| WHAT THIS TASK INVOLVES |
Line by line, copy the records below exactly.
-------
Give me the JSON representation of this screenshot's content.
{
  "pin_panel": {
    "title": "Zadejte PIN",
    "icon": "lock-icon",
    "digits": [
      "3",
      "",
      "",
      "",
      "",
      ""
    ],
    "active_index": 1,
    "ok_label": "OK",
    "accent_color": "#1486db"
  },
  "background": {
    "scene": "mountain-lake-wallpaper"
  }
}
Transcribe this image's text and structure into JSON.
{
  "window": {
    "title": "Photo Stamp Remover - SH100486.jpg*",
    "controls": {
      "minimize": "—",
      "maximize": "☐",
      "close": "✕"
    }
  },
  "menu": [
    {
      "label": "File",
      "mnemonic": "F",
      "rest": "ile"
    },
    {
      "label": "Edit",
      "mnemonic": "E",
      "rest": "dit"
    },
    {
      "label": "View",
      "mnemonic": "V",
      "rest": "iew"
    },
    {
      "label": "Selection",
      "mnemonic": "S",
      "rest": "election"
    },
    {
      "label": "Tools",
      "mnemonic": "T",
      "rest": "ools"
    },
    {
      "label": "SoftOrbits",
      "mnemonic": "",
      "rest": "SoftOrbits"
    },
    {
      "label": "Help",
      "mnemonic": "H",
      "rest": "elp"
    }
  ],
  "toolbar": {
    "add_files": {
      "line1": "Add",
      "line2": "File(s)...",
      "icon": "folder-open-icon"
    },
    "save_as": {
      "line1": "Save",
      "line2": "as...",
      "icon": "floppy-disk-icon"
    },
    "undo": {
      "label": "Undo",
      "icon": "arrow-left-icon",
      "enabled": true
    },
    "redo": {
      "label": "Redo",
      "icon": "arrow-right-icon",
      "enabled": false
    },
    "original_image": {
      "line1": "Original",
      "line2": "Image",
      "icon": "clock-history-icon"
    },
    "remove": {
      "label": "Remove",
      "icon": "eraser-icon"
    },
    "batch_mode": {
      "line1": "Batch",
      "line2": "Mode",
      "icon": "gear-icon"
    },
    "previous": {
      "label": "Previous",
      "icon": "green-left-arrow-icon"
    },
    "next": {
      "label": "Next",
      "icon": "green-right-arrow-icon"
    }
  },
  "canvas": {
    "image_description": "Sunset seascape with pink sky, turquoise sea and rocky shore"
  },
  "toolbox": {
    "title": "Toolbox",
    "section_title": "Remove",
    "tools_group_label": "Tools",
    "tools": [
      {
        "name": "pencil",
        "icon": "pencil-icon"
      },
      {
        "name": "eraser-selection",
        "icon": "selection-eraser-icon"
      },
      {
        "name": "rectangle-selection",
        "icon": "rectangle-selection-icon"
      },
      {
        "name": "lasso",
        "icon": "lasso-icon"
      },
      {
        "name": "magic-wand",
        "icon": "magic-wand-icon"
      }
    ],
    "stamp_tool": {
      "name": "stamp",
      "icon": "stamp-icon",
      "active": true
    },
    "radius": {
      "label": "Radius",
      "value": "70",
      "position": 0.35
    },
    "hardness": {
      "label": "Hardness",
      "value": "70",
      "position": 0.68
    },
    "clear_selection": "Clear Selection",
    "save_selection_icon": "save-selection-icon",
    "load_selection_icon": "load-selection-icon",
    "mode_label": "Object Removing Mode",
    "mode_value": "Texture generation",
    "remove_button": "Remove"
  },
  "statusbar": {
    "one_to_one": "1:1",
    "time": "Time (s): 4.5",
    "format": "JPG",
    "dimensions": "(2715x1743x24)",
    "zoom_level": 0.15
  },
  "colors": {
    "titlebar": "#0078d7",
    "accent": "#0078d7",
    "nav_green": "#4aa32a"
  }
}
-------
| SOLVED PROBLEM |
Give me the JSON representation of this screenshot's content.
{
  "pin_panel": {
    "title": "Zadejte PIN",
    "icon": "lock-icon",
    "digits": [
      "3",
      "",
      "",
      "",
      "",
      ""
    ],
    "active_index": 1,
    "ok_label": "OK",
    "accent_color": "#1486db"
  },
  "background": {
    "scene": "mountain-lake-wallpaper"
  }
}
Transcribe this image's text and structure into JSON.
{
  "window": {
    "title": "Photo Stamp Remover - SH100486.jpg*",
    "controls": {
      "minimize": "—",
      "maximize": "☐",
      "close": "✕"
    }
  },
  "menu": [
    {
      "label": "File",
      "mnemonic": "F",
      "rest": "ile"
    },
    {
      "label": "Edit",
      "mnemonic": "E",
      "rest": "dit"
    },
    {
      "label": "View",
      "mnemonic": "V",
      "rest": "iew"
    },
    {
      "label": "Selection",
      "mnemonic": "S",
      "rest": "election"
    },
    {
      "label": "Tools",
      "mnemonic": "T",
      "rest": "ools"
    },
    {
      "label": "SoftOrbits",
      "mnemonic": "",
      "rest": "SoftOrbits"
    },
    {
      "label": "Help",
      "mnemonic": "H",
      "rest": "elp"
    }
  ],
  "toolbar": {
    "add_files": {
      "line1": "Add",
      "line2": "File(s)...",
      "icon": "folder-open-icon"
    },
    "save_as": {
      "line1": "Save",
      "line2": "as...",
      "icon": "floppy-disk-icon"
    },
    "undo": {
      "label": "Undo",
      "icon": "arrow-left-icon",
      "enabled": true
    },
    "redo": {
      "label": "Redo",
      "icon": "arrow-right-icon",
      "enabled": false
    },
    "original_image": {
      "line1": "Original",
      "line2": "Image",
      "icon": "clock-history-icon"
    },
    "remove": {
      "label": "Remove",
      "icon": "eraser-icon"
    },
    "batch_mode": {
      "line1": "Batch",
      "line2": "Mode",
      "icon": "gear-icon"
    },
    "previous": {
      "label": "Previous",
      "icon": "green-left-arrow-icon"
    },
    "next": {
      "label": "Next",
      "icon": "green-right-arrow-icon"
    }
  },
  "canvas": {
    "image_description": "Sunset seascape with pink sky, turquoise sea and rocky shore"
  },
  "toolbox": {
    "title": "Toolbox",
    "section_title": "Remove",
    "tools_group_label": "Tools",
    "tools": [
      {
        "name": "pencil",
        "icon": "pencil-icon"
      },
      {
        "name": "eraser-selection",
        "icon": "selection-eraser-icon"
      },
      {
        "name": "rectangle-selection",
        "icon": "rectangle-selection-icon"
      },
      {
        "name": "lasso",
        "icon": "lasso-icon"
      },
      {
        "name": "magic-wand",
        "icon": "magic-wand-icon"
      }
    ],
    "stamp_tool": {
      "name": "stamp",
      "icon": "stamp-icon",
      "active": true
    },
    "radius": {
      "label": "Radius",
      "value": "70",
      "position": 0.35
    },
    "hardness": {
      "label": "Hardness",
      "value": "70",
      "position": 0.68
    },
    "clear_selection": "Clear Selection",
    "save_selection_icon": "save-selection-icon",
    "load_selection_icon": "load-selection-icon",
    "mode_label": "Object Removing Mode",
    "mode_value": "Texture generation",
    "remove_button": "Remove"
  },
  "statusbar": {
    "one_to_one": "1:1",
    "time": "Time (s): 4.5",
    "format": "JPG",
    "dimensions": "(2715x1743x24)",
    "zoom_level": 0.15
  },
  "colors": {
    "titlebar": "#0078d7",
    "accent": "#0078d7",
    "nav_green": "#4aa32a"
  }
}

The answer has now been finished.